Private banking represented an incremental improvement. Banks exited the unsecured lending business and offered clients lower rates (based on LIBOR rather than the prime rate) if they secured their loans with cash deposits or securities. This stabilized the business, but further changes were quick to follow.
Once clients began to pledge securities as collateral, the next logical step was to offer investment services to help manage stock and bond portfolios. The move to private client services represented a significant shift in relationship dynamics, from the client being subordinate to the institution in a lending-based business to the reverse in an asset management business. The needs of the client took center stage as firms competed feverishly to gain more assets to manage.
Globalization Spurs Changes
Concurrent with the rise of private client services in the 1980s and early 1990s, the world was undergoing rapid changes on a number of fronts. The personal computer and 24-hour news cycles brought on by cable news - and later the Internet - accelerated the flow of information around the globe and spawned new industries and legions of newly wealthy individuals. Demographically, the baby boom generation grew up and entered their peak earning years.
During this time, institutions survived by specializing. Wilmington Trust focused on trust services; Merrill Lynch offered clients access to initial public offerings; Morgan Stanley specialized in emerging markets; Bankers Trust in derivative products. As a result, the high-net-worth business was fragmented with clients relying on different firms for different needs.
In the financial services world, discount brokers and cash management accounts intensified the competition for business. Barriers to global trade came down while instantaneous global communications became ubiquitous.
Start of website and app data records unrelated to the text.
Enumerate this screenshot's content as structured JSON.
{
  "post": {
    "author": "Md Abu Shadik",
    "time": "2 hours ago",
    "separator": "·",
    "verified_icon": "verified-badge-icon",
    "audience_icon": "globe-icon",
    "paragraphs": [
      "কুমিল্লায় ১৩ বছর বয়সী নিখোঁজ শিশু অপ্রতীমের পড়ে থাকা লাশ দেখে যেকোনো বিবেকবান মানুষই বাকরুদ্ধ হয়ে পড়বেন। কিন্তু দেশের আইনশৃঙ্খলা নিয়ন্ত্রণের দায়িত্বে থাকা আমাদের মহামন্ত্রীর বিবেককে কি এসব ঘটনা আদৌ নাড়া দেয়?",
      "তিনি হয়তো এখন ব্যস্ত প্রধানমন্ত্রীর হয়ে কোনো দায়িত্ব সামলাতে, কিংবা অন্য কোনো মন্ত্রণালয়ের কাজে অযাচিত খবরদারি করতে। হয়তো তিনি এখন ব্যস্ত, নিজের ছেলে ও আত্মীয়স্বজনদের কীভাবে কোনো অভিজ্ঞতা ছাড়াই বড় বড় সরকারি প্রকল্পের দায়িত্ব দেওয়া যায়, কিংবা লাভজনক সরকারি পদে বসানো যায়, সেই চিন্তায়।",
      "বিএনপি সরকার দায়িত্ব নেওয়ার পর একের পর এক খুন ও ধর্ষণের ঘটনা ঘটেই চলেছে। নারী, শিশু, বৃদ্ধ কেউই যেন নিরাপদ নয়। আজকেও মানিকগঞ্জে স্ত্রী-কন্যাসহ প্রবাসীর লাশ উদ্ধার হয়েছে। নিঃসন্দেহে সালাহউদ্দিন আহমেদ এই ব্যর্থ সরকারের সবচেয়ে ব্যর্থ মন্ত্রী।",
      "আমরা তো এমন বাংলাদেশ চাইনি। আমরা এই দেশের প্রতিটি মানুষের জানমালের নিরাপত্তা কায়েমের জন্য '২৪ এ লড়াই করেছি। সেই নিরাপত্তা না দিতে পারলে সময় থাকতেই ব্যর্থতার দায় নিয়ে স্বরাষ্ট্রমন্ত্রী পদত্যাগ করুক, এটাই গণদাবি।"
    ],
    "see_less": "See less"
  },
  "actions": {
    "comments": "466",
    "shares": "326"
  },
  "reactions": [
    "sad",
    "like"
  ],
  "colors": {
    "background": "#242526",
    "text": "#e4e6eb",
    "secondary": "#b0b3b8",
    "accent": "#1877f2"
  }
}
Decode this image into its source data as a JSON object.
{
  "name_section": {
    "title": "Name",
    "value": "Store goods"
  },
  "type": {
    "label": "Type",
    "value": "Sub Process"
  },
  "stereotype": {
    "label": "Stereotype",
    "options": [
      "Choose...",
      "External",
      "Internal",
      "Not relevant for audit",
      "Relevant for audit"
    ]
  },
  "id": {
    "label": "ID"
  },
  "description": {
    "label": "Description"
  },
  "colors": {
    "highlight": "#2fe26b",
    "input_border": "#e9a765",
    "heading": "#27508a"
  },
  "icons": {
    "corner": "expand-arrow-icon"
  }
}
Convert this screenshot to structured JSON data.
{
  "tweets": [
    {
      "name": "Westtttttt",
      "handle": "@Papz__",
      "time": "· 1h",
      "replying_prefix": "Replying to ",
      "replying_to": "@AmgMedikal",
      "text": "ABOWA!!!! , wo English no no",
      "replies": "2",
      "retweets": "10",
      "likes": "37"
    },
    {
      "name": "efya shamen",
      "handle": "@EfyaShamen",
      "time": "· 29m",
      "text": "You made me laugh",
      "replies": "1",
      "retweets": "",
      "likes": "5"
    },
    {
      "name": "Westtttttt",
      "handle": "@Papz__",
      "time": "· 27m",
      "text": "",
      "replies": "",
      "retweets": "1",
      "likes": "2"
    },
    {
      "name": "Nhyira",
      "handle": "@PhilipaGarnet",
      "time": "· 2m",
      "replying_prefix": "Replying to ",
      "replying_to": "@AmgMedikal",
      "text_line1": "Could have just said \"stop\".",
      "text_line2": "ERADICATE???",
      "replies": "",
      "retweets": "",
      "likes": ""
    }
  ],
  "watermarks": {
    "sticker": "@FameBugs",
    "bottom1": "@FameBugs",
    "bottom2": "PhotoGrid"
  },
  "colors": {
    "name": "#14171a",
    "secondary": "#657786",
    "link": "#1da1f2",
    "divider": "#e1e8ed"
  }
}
New investment opportunities opened up overseas.
The bull market in stocks from 1982 to 2000 brought good times to most firms, but as the boom turned to bust at the turn of the new millennium, it became clear that firms could no longer hang their hats on investment management alone.
The Arrival of Wealth Management
Within the last decade, most firms serving high-net-worth clients have expanded their scope of services, but the process accelerated after the stock market bubble burst and corporate scandals surfaced.
Clients saw the shortcomings of "hot tips" on tech stocks or access to IPOs. They wanted a trusted source of advice to help them manage all aspects of their financial lives - from investment management to trust services and estate planning. Baby boomers and their parents who had accumulated wealth in previous decades needed help securing their retirements and transferring wealth to their children.
The evolutionary process from personal banking has been a beneficial one for clients. Institutions, fortunately, have responded by providing what is needed. High-net-worth individuals and families now have access to institutional-type investing services and a wide range of professionals to assist in all facets of financial planning.
Wealth management firms now compete on trust and reputation and recognize the importance of fiduciary duties to clients - a vast improvement over the early days of the business, and a transformation both clients and their advisors can appreciate.
Updated: January 1, 2013
This article is for informational purposes only and is not intended as an offer or solicitation for the sale of any financial product or service or as a determination that any investment strategy is suitable for a specific investor. Investors should seek financial advice regarding the suitability of any investment strategy based on their objectives, financial situations, and particular needs. This article is not designed or intended to provide financial, tax, legal, accounting, or other professional advice since such advice always requires consideration of individual circumstances. If professional advice is needed, the services of a professional advisor should be sought.
© 2013 Wilmington Trust Corporation.